TASK TO COMPLETE. Check each line below for the word "label", and copy those that have it.
• • • •
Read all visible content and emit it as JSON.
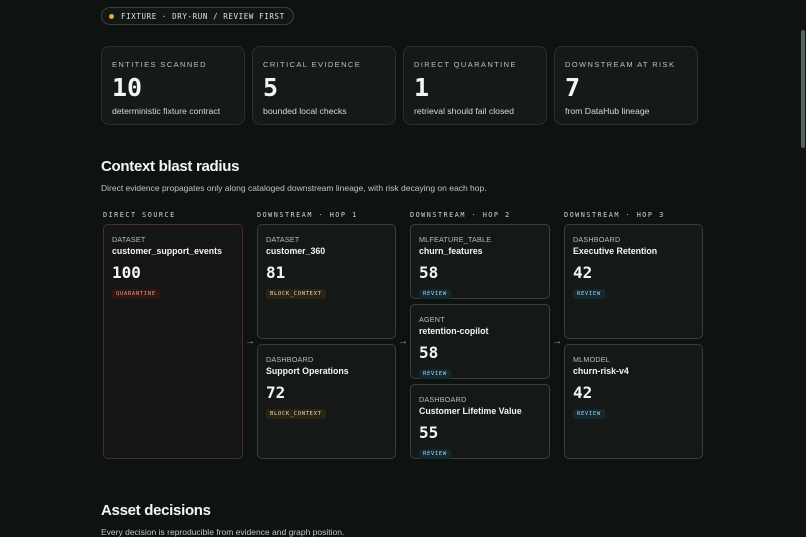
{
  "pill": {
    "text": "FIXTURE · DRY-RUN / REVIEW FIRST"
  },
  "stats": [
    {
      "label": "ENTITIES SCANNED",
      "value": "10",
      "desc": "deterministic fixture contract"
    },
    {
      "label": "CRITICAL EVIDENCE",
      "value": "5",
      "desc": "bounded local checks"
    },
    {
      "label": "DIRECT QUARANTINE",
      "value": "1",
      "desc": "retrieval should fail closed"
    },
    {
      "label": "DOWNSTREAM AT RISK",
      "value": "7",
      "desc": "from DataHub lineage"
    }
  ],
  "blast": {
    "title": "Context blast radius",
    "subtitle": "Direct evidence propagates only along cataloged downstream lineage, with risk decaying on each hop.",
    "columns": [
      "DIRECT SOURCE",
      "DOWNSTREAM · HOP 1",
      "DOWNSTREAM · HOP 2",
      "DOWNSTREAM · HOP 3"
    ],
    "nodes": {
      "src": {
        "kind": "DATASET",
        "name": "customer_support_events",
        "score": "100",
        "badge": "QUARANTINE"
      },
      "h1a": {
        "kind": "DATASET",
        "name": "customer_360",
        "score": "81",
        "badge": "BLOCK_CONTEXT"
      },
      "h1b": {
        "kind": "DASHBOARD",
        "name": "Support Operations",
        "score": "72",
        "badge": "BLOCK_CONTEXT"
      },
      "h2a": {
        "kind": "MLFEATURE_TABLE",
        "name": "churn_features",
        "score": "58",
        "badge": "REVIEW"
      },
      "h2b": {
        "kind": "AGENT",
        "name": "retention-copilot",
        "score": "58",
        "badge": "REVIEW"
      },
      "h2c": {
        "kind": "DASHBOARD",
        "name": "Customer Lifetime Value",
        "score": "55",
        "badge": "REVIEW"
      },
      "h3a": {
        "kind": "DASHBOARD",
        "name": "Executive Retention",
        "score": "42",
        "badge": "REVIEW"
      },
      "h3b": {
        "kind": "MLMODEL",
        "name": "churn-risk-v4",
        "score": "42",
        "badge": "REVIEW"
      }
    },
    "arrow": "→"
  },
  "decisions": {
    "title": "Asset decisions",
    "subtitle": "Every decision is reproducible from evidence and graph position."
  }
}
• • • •
SOLVED EXERCISE.
      "label": "ENTITIES SCANNED",
      "label": "CRITICAL EVIDENCE",
      "label": "DIRECT QUARANTINE",
      "label": "DOWNSTREAM AT RISK",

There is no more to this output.